Subject: Re: comparing raid-like filesystems
To: Thor Lancelot Simon <firstname.lastname@example.org>
From: Chuck Silvers <email@example.com>
Date: 02/02/2003 12:50:38
what you're observing here is that the current genfs read ahead
isn't terribly smart, which is true. the previous read ahead code
in the now-gone vfs_cluster.c was only slightly smarter, so the
genfs stuff seemed good enough at the time. it can certainly be
improved, though. a better way might be to use an adaptive approach
similar to TCP's mechanism for adjusting the window size.
the read ahead size chosen by the genfs code is just to match the
default size of the old read ahead, which was MAXBSIZE, ie. 64k,
which also happened to be MAXPHYS on most platforms. it's not
a coincidence, but the relationship has gotten obscured by now.
one reason to keep a smallish file system i/o size yet is that
since we have to map pages to do i/o on them, fragmentation in
pager_map could become an issue. obviously this won't be a problem
once we redo the device i/o interface to work directly on physical
pages instead of requiring that they be mapped. however, that's
a major project and no one has started on it yet.
having read() call VOP_GETPAGES() all the time would introduce a lot of
extra overhead for cache hits. currently if the data to satisify a read()

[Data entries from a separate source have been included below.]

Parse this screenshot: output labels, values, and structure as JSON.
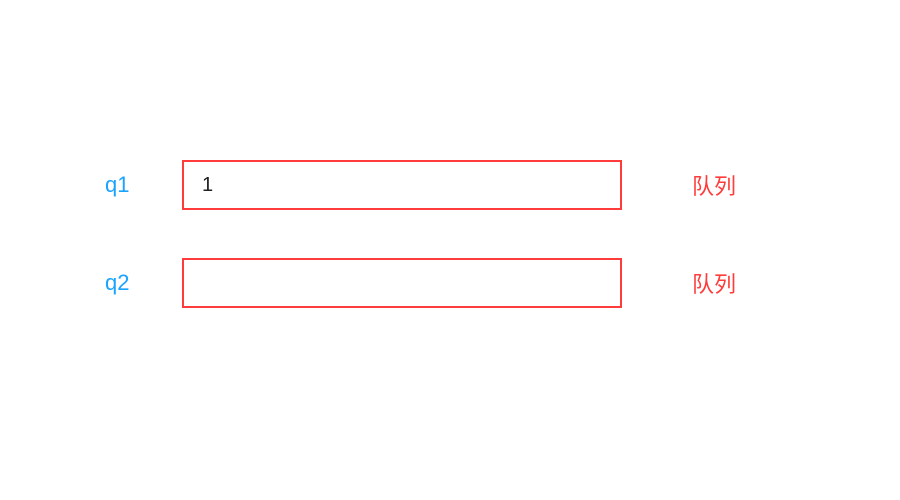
{
  "queues": [
    {
      "name": "q1",
      "content": "1",
      "type_label": "队列"
    },
    {
      "name": "q2",
      "content": "",
      "type_label": "队列"
    }
  ]
}
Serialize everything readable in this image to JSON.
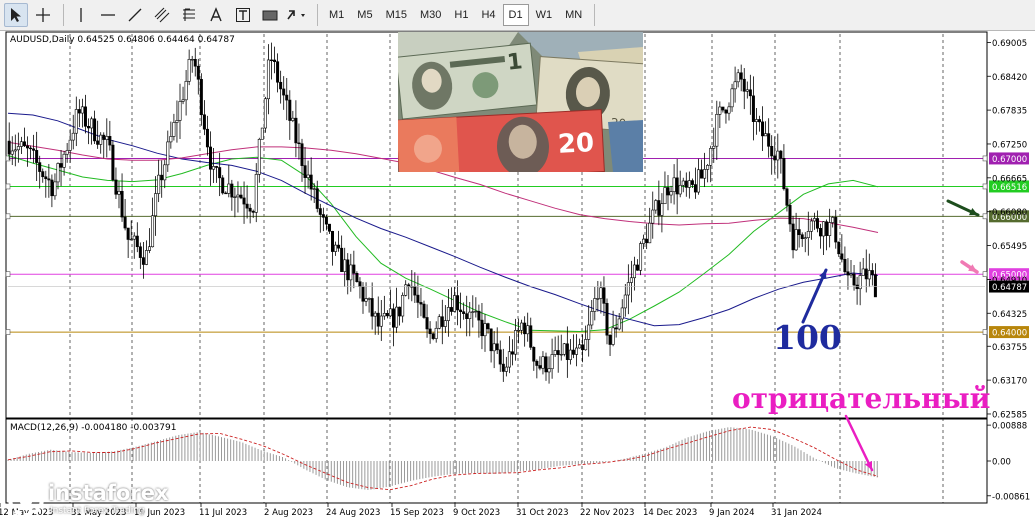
{
  "toolbar": {
    "tools": [
      {
        "name": "cursor-icon",
        "glyph": "↖"
      },
      {
        "name": "crosshair-icon",
        "glyph": "✛"
      },
      {
        "name": "vertical-line-icon",
        "glyph": "|"
      },
      {
        "name": "horizontal-line-icon",
        "glyph": "—"
      },
      {
        "name": "trendline-icon",
        "glyph": "∕"
      },
      {
        "name": "channel-icon",
        "glyph": "⫽"
      },
      {
        "name": "fibonacci-icon",
        "glyph": "F"
      },
      {
        "name": "text-icon",
        "glyph": "A"
      },
      {
        "name": "text-label-icon",
        "glyph": "T"
      },
      {
        "name": "shapes-icon",
        "glyph": "▬"
      },
      {
        "name": "arrows-icon",
        "glyph": "⤴"
      }
    ],
    "timeframes": [
      "M1",
      "M5",
      "M15",
      "M30",
      "H1",
      "H4",
      "D1",
      "W1",
      "MN"
    ],
    "active_timeframe": "D1"
  },
  "chart_data": {
    "type": "candlestick",
    "symbol_header": "AUDUSD,Daily  0.64525 0.64806 0.64464 0.64787",
    "price_axis_labels": [
      "0.69005",
      "0.68420",
      "0.67835",
      "0.67250",
      "0.66665",
      "0.66080",
      "0.65495",
      "0.64910",
      "0.64325",
      "0.63755",
      "0.63170",
      "0.62585"
    ],
    "ylim": [
      0.6255,
      0.6915
    ],
    "date_labels": [
      "12 May 2023",
      "31 May 2023",
      "19 Jun 2023",
      "11 Jul 2023",
      "2 Aug 2023",
      "24 Aug 2023",
      "15 Sep 2023",
      "9 Oct 2023",
      "31 Oct 2023",
      "22 Nov 2023",
      "14 Dec 2023",
      "9 Jan 2024",
      "31 Jan 2024"
    ],
    "current_price": {
      "label": "0.64787",
      "value": 0.64787
    },
    "horizontal_levels": [
      {
        "label": "0.67000",
        "value": 0.67,
        "color": "#a020b0"
      },
      {
        "label": "0.66516",
        "value": 0.66516,
        "color": "#22cc22"
      },
      {
        "label": "0.66000",
        "value": 0.66,
        "color": "#556b2f"
      },
      {
        "label": "0.65000",
        "value": 0.65,
        "color": "#e040e0"
      },
      {
        "label": "0.64000",
        "value": 0.64,
        "color": "#b8860b"
      }
    ],
    "moving_averages": [
      {
        "color": "#22bb22",
        "values": [
          0.6705,
          0.6692,
          0.668,
          0.6668,
          0.6662,
          0.666,
          0.6663,
          0.6674,
          0.6688,
          0.6699,
          0.6702,
          0.6697,
          0.6669,
          0.6622,
          0.6565,
          0.6519,
          0.6493,
          0.6474,
          0.6454,
          0.6434,
          0.6418,
          0.6403,
          0.6402,
          0.6401,
          0.6404,
          0.6422,
          0.6445,
          0.6469,
          0.6501,
          0.6534,
          0.6574,
          0.6606,
          0.6638,
          0.6656,
          0.6662,
          0.6651
        ]
      },
      {
        "color": "#1a1a8c",
        "values": [
          0.6778,
          0.6775,
          0.6765,
          0.6749,
          0.6733,
          0.6722,
          0.6709,
          0.6699,
          0.6693,
          0.6688,
          0.6678,
          0.6662,
          0.6639,
          0.6618,
          0.6597,
          0.6579,
          0.6564,
          0.6547,
          0.653,
          0.6512,
          0.6495,
          0.6479,
          0.6465,
          0.6449,
          0.6434,
          0.6422,
          0.6411,
          0.6413,
          0.6425,
          0.6439,
          0.6458,
          0.6474,
          0.6486,
          0.6494,
          0.6502,
          0.6498
        ]
      },
      {
        "color": "#c0307a",
        "values": [
          0.6728,
          0.6721,
          0.6714,
          0.6706,
          0.6699,
          0.6697,
          0.6697,
          0.6701,
          0.6708,
          0.6715,
          0.672,
          0.672,
          0.6718,
          0.6714,
          0.6708,
          0.67,
          0.6692,
          0.668,
          0.6667,
          0.6655,
          0.664,
          0.6627,
          0.6614,
          0.6603,
          0.6596,
          0.6591,
          0.6587,
          0.6585,
          0.6587,
          0.6588,
          0.6593,
          0.6597,
          0.6596,
          0.6589,
          0.6581,
          0.6572
        ]
      }
    ],
    "macd": {
      "header": "MACD(12,26,9) -0.004180 -0.003791",
      "axis_labels": [
        "0.00888",
        "0.00",
        "-0.00861"
      ],
      "ylim": [
        -0.0099,
        0.0099
      ],
      "hist": [
        0.0003,
        0.0018,
        0.0028,
        0.0022,
        0.002,
        0.0024,
        0.0035,
        0.0049,
        0.0064,
        0.0072,
        0.006,
        0.0047,
        0.0025,
        0.0009,
        -0.0021,
        -0.0047,
        -0.0065,
        -0.0072,
        -0.0063,
        -0.0049,
        -0.0039,
        -0.0032,
        -0.003,
        -0.0032,
        -0.0026,
        -0.0021,
        -0.0012,
        -0.0008,
        -0.0004,
        0.0005,
        0.0018,
        0.0034,
        0.0058,
        0.0074,
        0.0084,
        0.0078,
        0.0062,
        0.0038,
        0.0007,
        -0.0018,
        -0.0031,
        -0.0041
      ],
      "signal": [
        0.0003,
        0.0012,
        0.0023,
        0.0025,
        0.0021,
        0.0021,
        0.0031,
        0.0045,
        0.0056,
        0.0067,
        0.0068,
        0.0054,
        0.0038,
        0.0016,
        -0.0009,
        -0.0031,
        -0.0053,
        -0.0066,
        -0.0071,
        -0.0061,
        -0.0045,
        -0.0035,
        -0.0031,
        -0.003,
        -0.0029,
        -0.0022,
        -0.0017,
        -0.0009,
        -0.0005,
        0.0002,
        0.0012,
        0.0029,
        0.0044,
        0.006,
        0.0075,
        0.0084,
        0.0078,
        0.0057,
        0.0033,
        0.0004,
        -0.0022,
        -0.0038
      ]
    }
  },
  "annotations": {
    "label_100": "100",
    "label_negative": "отрицательный"
  },
  "watermark": {
    "brand": "instaforex",
    "tagline": "Instant Forex Trading"
  },
  "colors": {
    "bull_candle": "#ffffff",
    "bear_candle": "#000000",
    "price_tag_bg": "#000000",
    "grid": "#000000",
    "arrow_green": "#1d4d1d",
    "arrow_pink": "#f07ab4",
    "arrow_blue": "#1f2b9e",
    "arrow_magenta": "#ea1ec2"
  }
}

is in the page cache, and the UBC mapping for that page is in the mapping
cache, then we never call VOP_GETPAGES() and just access the already-mapped
doing read ahead out of VOP_GETPAGES() is good in that it handles both
read() and faults on mappings. but it could benefit from the extra info
available in the read() case.
On Sun, Feb 02, 2003 at 11:52:00AM -0500, Thor Lancelot Simon wrote:
> On Sun, Feb 02, 2003 at 03:03:29PM +0100, Manuel Bouyer wrote:
> > On Sun, Feb 02, 2003 at 01:31:25PM +0000, Martin J. Laubach wrote:
> > > | Sorry, I miss remembered. The limit for IDE is 128k, not 64 (and much highter
> > > | with the extended read/write commands).
> > >
> > > So basically we want either
> > >
> > > (a) a (much?) larger MAXPHYS
> > >
> > > (b) no MAXPHYS at all and let the low level driver deal with
> > > segmenting large requests if necessary
> > (c) a per-device MAXPHYS
> > I had patches for this at one time, but it was before UVM and UBC.
> > I have plans to look at this again
> I'm actually working on this right now, but I've hit a bit of a snag.
> As a first step, I've gone through the VM and FS code and replaced
> inappropriate uses of MAXBSIZE with MAXPHYS (there's also a rather
> amusing use of MAXBSIZE to set up a DMA map in the aic driver which I
> found, and there may be a few other things like this I haven't found).
> Maximum I/O size on pageout (write) is controlled by clustering in
> the pager and by genfs_putpages(). But AFAICT, the only thing that
> causes any "clustering" on reads -- the only thing that ever causes
> us to read more than a single page at a time -- is the readahead in
> genfs_getpages(), which is fixed at a size of 16 pages (MAX_READ_AHEAD,
> also used to initialize genfs_rapages):
> rapages = MIN(MIN(1 << (16 - PAGE_SHIFT), MAX_READ_AHEAD), genfs_rapages);
> AFAICT if a user application does a read() of 8K, 64K is actually read.
> If a user application does a read() of 32K, 64K is actually read. If
> a user application does a read() of 128K, two 64K page-ins are done into
> the application's "window", each triggered by a single page fault on the
> first relevant page.
> This doesn't seem ideal. Basically, we discard all information about
> the I/O size the user requested and just blindly read MAX_READ_AHEAD pages
> in a single transfer every time the user touches one that's not in. So it
> appears that MAXPHYS (or, in the future, its per-device equivalent) doesn't
> control I/O size for reads at all. And applications that are intelligent
> about their read behaviour are basically penalized for it.
> Am I reading this code wrong? If so, I can't figure out what _else_ limits
> a transfer through the page cache to 64K at present; could someone please
> educate me?
> This is problematic because it means that if we have a device with maxphys
> of, say, 4MB, either we're going to end up reading 4MB every time we fault
> in a single page, or we're never going to issue long transfers to it at all.
> Obviously we could use physio to get around this restriction. Without an
> abstraction like "direct I/O" to allow physio-like access to blocks in
> by the filesystem, however, this won't help many users in the real world.
> Am I misunderstanding this? If not, does anyone have any suggestions on
> how to fix it? A naive approach would seem to be to have read() call the
> getpages() routine directly, asking for however many pages the user
> requested, so we weren't relying on a single page fault (and, potentially,
> uvm_fault()'s small lookahead) to bring in a larger chunk. But we'd still
> need to enforce a maximum I/O size _somewhere_; right now, it seems to
> just be a happy coincidence that we have one at all, because:
> 1) uvm_fault() won't ask for more than a small lookahead (4 pages) at a
> 2) genfs_getpages() won't read ahead more than 16 pages at a time
> And the larger of those two limits just _happens_ to = MAXPHYS.